This exactness in both Scientology and Roman Catholicism—which often seems “obsessive” to the hostile or indifferent observer—is common to most organized religions of the world. The Latin term sacer means something is both “holy” and “dangerous” at the same time. For example, the Ancient Greeks believed that if you did not conduct funeral rituals precisely in the right order, saying the prayers exactly as handed down, and offering just the right sacrifices in the right manner and sequence, there ensued a serious danger that the soul of the deceased would not cross over to the Isles of the Blessed but wander on this earth perpetually haunting or even harming the living. The Roman Catholic Church publishes what is called The Roman Ritual which details precisely how rites and ceremonies are to be conducted. Failure to follow the formula precisely for a ritual—for example, baptizing someone with flowing water while pronouncing the precise formula “I baptize you in the name of the Father, the Son and the Holy Spirit”—can render the rite completely invalid and ineffective. The same criterion holds for how Scientology and Sea Organization members think and act in regard to their training and auditing technology. It must be published and applied in a precisely accurate manner. Otherwise the clearing of a person of an engram or the move up to the next auditing level on the Bridge is ineffective and invalid.

E. Scientology Video and Audio Materials

The same principle of care and exactitude applies to the video and audio productions. In his lifetime L. Ron Hubbard began the video and audio projects for promoting and delivering the proper technology for Dianetics and Scientology. Today Golden Era Productions is simply fulfilling the mission given to it by the Church’s Founder. The studios, equipment and facilities at Gold serve the original purpose and mission of the Founder.

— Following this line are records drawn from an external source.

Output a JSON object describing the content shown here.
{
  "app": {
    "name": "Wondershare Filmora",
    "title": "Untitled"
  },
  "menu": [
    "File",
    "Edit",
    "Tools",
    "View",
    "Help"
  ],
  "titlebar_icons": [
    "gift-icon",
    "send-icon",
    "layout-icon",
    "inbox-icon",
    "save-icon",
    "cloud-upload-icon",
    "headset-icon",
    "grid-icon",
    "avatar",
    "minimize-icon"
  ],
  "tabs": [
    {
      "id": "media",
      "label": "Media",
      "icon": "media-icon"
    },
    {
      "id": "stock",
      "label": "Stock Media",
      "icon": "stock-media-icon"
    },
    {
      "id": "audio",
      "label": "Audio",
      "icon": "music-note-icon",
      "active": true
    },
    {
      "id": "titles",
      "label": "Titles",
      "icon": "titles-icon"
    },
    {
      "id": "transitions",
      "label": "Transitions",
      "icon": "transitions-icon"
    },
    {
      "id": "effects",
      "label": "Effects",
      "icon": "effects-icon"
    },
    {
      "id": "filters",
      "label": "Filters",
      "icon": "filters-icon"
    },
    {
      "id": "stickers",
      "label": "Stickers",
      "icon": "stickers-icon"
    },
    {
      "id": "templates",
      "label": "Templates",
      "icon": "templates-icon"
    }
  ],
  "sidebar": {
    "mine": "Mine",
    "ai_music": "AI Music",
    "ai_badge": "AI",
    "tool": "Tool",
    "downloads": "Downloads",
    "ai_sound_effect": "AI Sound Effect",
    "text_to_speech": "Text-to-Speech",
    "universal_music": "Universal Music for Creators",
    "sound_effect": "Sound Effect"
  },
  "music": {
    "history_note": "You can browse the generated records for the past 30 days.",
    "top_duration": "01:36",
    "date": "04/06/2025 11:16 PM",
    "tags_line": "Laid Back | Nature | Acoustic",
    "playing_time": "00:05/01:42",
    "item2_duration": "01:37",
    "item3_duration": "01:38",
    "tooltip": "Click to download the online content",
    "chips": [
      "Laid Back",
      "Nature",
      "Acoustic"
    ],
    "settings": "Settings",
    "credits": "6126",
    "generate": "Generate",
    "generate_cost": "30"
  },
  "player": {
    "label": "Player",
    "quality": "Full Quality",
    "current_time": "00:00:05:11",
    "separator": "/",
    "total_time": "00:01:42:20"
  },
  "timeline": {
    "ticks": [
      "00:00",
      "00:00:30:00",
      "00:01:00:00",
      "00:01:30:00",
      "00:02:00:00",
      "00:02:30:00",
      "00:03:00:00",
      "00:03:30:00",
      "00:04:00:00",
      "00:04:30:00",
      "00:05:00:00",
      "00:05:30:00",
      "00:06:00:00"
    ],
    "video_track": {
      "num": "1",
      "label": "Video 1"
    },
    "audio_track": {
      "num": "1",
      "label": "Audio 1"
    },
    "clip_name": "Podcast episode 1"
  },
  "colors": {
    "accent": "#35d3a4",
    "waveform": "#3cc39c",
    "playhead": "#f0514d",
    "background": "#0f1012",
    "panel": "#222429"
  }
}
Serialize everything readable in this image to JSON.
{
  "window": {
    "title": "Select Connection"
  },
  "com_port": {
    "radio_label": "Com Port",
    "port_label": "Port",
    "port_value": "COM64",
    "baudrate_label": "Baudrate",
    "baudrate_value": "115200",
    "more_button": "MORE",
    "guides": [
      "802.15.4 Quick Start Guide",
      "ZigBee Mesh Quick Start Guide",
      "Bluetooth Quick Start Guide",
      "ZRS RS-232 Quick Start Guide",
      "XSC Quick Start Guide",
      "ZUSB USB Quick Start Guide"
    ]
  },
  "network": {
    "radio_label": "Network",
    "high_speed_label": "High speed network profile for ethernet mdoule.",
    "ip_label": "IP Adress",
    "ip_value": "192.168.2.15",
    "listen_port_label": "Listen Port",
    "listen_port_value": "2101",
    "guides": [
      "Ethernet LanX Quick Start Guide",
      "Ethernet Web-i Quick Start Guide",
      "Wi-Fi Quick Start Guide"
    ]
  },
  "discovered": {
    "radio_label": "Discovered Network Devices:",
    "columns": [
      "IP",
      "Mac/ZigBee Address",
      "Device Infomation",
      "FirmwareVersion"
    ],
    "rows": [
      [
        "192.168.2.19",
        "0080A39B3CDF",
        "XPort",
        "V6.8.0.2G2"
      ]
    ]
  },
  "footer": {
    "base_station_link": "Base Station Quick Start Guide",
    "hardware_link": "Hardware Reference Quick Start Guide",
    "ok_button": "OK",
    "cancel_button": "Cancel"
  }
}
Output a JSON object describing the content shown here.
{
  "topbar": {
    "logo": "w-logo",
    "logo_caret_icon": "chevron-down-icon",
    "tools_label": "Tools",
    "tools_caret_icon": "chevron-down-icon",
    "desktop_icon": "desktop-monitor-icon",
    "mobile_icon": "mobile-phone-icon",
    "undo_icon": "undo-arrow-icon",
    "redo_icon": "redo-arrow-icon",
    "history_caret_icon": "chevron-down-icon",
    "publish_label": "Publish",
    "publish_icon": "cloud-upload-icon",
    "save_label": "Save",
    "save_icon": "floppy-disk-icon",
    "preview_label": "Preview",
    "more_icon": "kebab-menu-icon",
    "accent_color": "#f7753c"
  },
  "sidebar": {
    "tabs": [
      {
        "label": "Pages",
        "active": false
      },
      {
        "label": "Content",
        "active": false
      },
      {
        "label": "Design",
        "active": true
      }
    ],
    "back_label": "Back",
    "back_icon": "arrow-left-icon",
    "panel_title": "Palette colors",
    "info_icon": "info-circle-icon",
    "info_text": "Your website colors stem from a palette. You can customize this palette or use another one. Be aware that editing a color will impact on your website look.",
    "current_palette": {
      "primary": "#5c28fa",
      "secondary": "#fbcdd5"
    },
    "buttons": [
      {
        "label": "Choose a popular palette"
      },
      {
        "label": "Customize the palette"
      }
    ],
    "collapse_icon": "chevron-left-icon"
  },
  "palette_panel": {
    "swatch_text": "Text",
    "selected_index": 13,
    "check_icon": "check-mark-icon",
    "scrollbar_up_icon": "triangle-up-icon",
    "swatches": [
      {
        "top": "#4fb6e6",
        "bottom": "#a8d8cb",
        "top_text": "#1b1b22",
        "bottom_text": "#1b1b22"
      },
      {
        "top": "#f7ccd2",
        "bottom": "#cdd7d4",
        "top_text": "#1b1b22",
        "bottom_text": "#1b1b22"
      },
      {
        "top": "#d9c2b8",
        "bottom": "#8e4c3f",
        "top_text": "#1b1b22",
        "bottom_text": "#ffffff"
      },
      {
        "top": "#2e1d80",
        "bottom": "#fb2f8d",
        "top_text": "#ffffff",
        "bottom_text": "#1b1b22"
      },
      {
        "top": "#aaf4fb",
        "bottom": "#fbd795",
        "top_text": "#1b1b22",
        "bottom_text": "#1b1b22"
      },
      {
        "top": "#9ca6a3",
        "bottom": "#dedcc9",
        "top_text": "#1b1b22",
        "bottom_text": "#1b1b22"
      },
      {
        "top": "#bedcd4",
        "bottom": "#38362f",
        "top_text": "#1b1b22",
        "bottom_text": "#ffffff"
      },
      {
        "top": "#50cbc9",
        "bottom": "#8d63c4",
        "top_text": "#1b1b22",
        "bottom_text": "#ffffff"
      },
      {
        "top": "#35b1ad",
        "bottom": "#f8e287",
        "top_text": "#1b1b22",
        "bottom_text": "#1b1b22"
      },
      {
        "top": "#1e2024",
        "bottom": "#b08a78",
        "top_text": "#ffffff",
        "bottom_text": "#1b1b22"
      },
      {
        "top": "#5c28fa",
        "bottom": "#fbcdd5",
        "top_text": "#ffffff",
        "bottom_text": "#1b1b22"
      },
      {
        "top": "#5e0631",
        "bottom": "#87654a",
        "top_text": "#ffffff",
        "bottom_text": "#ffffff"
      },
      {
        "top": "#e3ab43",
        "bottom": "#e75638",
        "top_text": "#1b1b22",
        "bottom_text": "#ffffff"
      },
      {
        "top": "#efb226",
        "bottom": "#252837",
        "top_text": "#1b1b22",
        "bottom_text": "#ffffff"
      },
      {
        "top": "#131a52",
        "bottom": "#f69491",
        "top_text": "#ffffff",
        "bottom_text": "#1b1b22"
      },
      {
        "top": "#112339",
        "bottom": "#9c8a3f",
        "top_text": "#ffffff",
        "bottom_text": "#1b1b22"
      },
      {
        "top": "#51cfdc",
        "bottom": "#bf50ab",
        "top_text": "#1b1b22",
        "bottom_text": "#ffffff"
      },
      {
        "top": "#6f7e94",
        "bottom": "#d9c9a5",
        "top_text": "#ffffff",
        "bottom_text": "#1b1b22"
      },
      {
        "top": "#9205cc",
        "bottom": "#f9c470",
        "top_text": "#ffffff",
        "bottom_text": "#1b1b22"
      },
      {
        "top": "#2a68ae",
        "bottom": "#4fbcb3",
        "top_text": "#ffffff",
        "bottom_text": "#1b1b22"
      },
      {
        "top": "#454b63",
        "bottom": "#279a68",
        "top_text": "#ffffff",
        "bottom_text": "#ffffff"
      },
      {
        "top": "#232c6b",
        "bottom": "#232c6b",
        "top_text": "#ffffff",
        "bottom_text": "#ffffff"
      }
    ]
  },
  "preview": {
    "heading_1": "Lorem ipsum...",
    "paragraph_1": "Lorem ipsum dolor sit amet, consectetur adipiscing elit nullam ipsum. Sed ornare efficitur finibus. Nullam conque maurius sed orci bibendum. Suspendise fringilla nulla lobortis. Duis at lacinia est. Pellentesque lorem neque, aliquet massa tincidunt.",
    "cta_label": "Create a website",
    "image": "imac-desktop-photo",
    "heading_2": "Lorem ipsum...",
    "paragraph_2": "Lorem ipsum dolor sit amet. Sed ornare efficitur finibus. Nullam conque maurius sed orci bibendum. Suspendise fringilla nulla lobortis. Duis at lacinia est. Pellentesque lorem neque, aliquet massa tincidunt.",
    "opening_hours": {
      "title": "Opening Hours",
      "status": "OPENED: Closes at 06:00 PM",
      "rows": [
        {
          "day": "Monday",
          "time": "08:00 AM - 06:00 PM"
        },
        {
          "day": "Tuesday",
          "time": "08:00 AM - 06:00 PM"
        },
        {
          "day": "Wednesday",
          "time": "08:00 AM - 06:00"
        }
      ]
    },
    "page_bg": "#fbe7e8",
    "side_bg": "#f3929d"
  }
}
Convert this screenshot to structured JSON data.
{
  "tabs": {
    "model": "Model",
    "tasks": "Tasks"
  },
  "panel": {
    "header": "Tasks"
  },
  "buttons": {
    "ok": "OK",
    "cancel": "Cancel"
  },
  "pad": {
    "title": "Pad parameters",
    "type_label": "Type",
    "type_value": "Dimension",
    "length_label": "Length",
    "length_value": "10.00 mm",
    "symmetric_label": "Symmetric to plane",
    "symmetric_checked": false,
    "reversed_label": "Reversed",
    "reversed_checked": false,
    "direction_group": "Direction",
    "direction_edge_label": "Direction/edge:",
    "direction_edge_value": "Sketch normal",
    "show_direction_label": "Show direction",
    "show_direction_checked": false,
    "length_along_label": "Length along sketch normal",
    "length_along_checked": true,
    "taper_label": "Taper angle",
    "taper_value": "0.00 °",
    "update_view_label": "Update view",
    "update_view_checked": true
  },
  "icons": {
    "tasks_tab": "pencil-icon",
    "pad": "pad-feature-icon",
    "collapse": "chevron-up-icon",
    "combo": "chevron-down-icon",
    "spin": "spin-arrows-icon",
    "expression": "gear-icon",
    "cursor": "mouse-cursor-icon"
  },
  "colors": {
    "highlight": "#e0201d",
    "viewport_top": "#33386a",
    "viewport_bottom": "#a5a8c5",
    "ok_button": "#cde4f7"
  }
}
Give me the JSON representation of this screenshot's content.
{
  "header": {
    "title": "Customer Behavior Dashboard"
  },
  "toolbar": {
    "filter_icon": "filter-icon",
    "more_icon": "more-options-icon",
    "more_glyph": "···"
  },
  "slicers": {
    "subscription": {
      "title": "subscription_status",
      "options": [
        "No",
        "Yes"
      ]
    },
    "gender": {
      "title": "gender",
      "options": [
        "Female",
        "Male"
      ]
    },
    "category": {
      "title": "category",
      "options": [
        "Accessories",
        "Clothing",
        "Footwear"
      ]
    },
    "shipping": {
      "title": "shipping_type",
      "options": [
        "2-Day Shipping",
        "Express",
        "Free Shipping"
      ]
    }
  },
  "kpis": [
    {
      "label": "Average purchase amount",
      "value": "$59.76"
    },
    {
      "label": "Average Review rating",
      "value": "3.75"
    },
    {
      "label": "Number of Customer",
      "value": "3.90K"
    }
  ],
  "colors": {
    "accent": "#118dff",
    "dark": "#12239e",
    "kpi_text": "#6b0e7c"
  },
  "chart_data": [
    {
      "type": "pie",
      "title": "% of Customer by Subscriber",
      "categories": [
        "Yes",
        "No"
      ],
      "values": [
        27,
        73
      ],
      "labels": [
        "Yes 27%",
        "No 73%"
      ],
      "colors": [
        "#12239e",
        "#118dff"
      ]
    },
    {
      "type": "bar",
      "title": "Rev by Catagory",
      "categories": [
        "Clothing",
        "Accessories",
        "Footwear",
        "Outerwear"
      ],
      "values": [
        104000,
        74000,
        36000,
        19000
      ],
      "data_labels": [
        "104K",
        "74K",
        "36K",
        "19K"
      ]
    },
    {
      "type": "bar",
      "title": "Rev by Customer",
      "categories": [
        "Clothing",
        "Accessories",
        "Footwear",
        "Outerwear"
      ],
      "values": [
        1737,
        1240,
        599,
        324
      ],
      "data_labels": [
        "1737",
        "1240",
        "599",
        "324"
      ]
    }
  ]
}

F. E‐Meter

The same principle applies to the production of E-Meters at Gold. To an indifferent outsider the E-Meter appears as an electro-galvanometer for testing electric reactions in the palms. To the Scientologist, the E-Meter is what religions around the world call a sacramental. In Scientology training and auditing are the key sacraments. Objects used in assisting training and auditing—most especially the E-Meter—are sacramentals. The E-Meter is fully comparable to the sacred utensils and vestments used in Roman Catholicism (chasubles, chalices, monstrances, patens, censers, etc.) or in Buddhism (incense burners, hand cymbals, mandalas, diamond Vajra scepters, etc.). To Scientology, the use of the E-Meter is essential to ensure that the technology has been delivered precisely and exactly as L. Ron Hubbard determined in his writings and communications.

To the skeptic, the consecrated bread and wine in the Roman Catholic Eucharist is just chemical wine and bread over which someone said prayers. To the devout Roman Catholic and Eastern Orthodox communicant, that bread and wine are the Body and Blood of their Savior. To the skeptic, the E-Meter is measuring electrical charges given off by sweat in the palms of the hands. To the devout Scientologist the E-Meter is indicating spiritual states of the soul—whether an engram or other impediment remains or whether the person is free to proceed upward to the next spiritual stage on the Bridge to Freedom.

III. Sea Organization Discipline In the Context of Comparable Religious Experiences